Reimbursement under the Medicare Physician Fee Schedule (MPFS) has been consistently reduced for as many years as most of us can remember. Most recently, the 2023 payment rate was cut another 2.08% from the 2022 level, leaving the fee schedule 7.6% lower than it was in 1998 and 11.0% lower than it was in 2008.
How Can Radiology Networking Improve Your Practice? on March 10, 2023
A large metropolitan-area radiology group covers several departments within a hospital system. They have on-site staff daily at each location to handle all modalities, including sub-specialists to be sure pediatric, neuro, and body imaging are handled with the right expertise. They find that on some days a particular department is overloaded, while on the same day another department is slow. The subspecialists don’t always have enough work in their area to keep them busy. Lately, trying to hire enough hands in the tight radiology job market has become more and more difficult as well as costly. Unfortunately, the various hospitals do not all employ the same PACS even though they’re part of the same parent system. This group’s situation is not unique.
What Is The Impact Of The 2023 Medicare Fee Schedule On Your Radiology Practice? on February 9, 2023
The Medicare Physician Fee Schedule (MPFS) was lowered for 2023 due to a cut of 2.08% in the Conversion Factor (CF) used to determine payment rates. We reported that the CF could have been reduced as much as 4.47% had Congress not intervened at the last minute to adjust it, along with waiving the 4% PAYGO reduction that was supposed to occur in 2023. The pricing of various procedure codes is also revised annually due to changes in practice expense assumptions, which generally affects the Technical Component (TC) more than the Professional Component (PC). Radiologists will therefore see a different overall result for services in a private office or imaging center than they will for hospital services.

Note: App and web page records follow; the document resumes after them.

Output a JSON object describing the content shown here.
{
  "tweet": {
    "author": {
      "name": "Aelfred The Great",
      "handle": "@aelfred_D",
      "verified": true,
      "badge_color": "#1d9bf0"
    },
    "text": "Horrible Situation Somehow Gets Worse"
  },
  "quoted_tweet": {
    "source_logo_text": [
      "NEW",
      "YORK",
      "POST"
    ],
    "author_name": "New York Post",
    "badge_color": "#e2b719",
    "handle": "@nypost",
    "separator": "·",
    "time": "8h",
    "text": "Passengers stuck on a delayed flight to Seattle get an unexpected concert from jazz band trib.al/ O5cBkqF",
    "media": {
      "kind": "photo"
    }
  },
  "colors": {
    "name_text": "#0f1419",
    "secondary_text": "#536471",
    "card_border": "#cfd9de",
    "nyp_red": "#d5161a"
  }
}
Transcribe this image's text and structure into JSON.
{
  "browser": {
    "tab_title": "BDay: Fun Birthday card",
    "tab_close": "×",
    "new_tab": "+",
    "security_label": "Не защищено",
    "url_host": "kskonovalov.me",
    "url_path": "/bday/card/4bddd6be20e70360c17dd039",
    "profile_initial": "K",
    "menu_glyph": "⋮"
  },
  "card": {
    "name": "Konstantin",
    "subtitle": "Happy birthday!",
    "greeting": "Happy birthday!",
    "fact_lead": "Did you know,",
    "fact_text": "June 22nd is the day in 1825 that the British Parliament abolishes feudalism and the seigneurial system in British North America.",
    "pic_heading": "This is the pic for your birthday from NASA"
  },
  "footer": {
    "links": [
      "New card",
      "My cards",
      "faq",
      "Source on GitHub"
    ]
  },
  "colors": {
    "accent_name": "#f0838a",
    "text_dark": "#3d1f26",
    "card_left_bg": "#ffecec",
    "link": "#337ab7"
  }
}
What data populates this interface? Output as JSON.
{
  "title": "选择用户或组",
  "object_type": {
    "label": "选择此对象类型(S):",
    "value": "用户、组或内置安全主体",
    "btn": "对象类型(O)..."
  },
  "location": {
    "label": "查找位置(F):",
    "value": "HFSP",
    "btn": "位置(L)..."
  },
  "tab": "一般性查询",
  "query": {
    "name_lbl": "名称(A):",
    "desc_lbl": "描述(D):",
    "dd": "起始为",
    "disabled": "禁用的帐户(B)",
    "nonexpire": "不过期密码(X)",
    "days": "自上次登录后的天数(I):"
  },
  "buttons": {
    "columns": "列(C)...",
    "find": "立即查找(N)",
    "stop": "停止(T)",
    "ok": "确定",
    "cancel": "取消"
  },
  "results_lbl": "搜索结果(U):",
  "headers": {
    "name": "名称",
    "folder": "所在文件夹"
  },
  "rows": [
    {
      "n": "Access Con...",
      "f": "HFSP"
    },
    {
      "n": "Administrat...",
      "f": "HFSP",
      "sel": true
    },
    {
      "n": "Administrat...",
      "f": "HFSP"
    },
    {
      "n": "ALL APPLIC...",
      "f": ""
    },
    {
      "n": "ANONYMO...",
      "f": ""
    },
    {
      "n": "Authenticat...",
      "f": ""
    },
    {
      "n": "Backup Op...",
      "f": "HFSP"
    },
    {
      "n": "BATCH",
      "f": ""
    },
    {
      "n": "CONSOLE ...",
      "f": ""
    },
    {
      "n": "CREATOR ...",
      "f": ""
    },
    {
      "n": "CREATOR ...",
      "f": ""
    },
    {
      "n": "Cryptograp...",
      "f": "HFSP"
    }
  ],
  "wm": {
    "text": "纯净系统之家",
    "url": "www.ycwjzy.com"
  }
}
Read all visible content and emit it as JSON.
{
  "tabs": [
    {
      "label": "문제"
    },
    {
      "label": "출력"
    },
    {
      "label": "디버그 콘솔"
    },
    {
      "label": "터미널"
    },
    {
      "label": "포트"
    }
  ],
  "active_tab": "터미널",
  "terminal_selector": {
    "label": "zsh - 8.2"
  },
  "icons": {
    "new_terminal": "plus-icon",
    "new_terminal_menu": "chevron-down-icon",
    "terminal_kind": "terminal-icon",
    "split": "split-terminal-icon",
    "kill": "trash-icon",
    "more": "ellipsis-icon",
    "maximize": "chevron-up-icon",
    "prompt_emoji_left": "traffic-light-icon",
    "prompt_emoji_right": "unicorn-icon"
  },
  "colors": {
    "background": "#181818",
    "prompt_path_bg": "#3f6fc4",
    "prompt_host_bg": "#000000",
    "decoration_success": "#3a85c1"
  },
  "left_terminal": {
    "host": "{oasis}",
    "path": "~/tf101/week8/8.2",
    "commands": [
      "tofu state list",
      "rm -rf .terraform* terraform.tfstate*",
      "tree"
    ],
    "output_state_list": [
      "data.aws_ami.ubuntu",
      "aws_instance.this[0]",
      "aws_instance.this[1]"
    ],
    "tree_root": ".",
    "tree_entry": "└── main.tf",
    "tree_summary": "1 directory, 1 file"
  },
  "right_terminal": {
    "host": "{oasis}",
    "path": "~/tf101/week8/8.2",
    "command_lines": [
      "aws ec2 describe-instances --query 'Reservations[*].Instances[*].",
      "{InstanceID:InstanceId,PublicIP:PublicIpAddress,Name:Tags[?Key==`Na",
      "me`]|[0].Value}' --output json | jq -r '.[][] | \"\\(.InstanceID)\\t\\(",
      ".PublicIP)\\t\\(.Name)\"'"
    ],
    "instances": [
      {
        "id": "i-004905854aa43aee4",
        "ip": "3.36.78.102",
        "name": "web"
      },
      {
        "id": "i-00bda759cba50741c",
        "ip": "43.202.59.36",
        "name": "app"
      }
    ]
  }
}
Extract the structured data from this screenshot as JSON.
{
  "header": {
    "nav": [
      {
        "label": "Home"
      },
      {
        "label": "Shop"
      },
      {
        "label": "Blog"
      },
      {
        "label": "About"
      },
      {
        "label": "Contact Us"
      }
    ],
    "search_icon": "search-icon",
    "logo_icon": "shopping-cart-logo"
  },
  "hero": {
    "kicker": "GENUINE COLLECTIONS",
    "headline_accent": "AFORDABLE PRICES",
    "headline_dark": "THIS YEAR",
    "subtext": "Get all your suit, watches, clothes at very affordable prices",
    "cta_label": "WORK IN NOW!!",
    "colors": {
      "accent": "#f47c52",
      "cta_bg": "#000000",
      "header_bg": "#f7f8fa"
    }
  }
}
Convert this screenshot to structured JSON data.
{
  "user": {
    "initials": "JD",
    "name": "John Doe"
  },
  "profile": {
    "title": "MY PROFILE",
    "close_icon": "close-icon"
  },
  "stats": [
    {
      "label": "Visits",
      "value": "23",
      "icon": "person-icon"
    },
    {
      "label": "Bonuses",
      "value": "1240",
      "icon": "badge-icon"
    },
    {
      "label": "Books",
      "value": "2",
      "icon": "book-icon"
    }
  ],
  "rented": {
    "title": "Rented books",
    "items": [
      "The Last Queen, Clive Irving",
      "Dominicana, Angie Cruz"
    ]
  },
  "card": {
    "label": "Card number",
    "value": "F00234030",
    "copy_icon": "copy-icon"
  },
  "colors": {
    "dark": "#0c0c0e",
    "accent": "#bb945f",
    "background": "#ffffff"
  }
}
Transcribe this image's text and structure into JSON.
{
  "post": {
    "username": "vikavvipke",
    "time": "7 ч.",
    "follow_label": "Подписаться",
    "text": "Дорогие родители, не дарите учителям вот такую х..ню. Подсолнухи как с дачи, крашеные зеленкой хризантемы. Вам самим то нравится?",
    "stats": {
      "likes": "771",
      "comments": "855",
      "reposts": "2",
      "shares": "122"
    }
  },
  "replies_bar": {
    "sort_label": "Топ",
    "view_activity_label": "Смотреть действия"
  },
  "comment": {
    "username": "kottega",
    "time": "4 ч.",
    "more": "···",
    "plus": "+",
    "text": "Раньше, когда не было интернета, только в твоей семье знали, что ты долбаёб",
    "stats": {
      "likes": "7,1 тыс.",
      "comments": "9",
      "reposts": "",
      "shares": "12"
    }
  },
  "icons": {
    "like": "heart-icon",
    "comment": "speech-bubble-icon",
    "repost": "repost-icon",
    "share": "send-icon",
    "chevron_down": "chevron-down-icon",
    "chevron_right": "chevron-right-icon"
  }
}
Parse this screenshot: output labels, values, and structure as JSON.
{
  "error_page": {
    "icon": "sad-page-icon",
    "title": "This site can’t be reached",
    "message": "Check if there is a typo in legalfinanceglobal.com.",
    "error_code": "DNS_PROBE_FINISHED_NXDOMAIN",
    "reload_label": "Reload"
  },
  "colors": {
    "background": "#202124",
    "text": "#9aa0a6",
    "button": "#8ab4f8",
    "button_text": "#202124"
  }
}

QPP Strategy for Radiology in 2023 on December 20, 2022
Today's Quality Payment Program (QPP) began in 2006 as the Physician Quality Reporting Initiative (PQRI). It was a voluntary program that would earn participants a bonus payment of 2% of their prior-year Medicare reimbursements. Beginning with performance year 2013 (for payments in 2015) a penalty was imposed on those physicians who did not successfully report quality data. The 2016 performance year saw the initiation of the Value-Based Payment Modifier (VM) that allowed for upward, downward, or neutral payment adjustments in 2018 based on both the quality and cost of care delivery. In the first year the VM was applied, physicians with low cost and high quality earned an additional 9.78% over the basic Medicare fee schedule while the potential negative adjustment for not reporting, or not successfully reporting, was 6%. There was a lot of incentive to participate in the program at as high a level as possible!
Rural Care Settings Need More Radiology Expertise on December 8, 2022
Recently, a study by a joint task force of the American College of Radiology (ACR) and the Society of Interventional Radiology (SIR) pointed out the need for all diagnostic radiologists to have certain competencies in “Level 1” interventional procedures. Radiology Business reports that the aim of the task force was making recommendations for “broadening access to image-guided procedures for patient populations living in rural care settings or served by small IR practices.” According to the study abstract, “Radiology practices characterized as small and rural are challenged to recruit and retain interventional radiologists”, resulting in a failure to meet the needs of patients and others in these communities. Thus, having diagnostic radiologists with Level 1 competencies in small practice or rural health settings increases their ability to provide a wider range of needed services.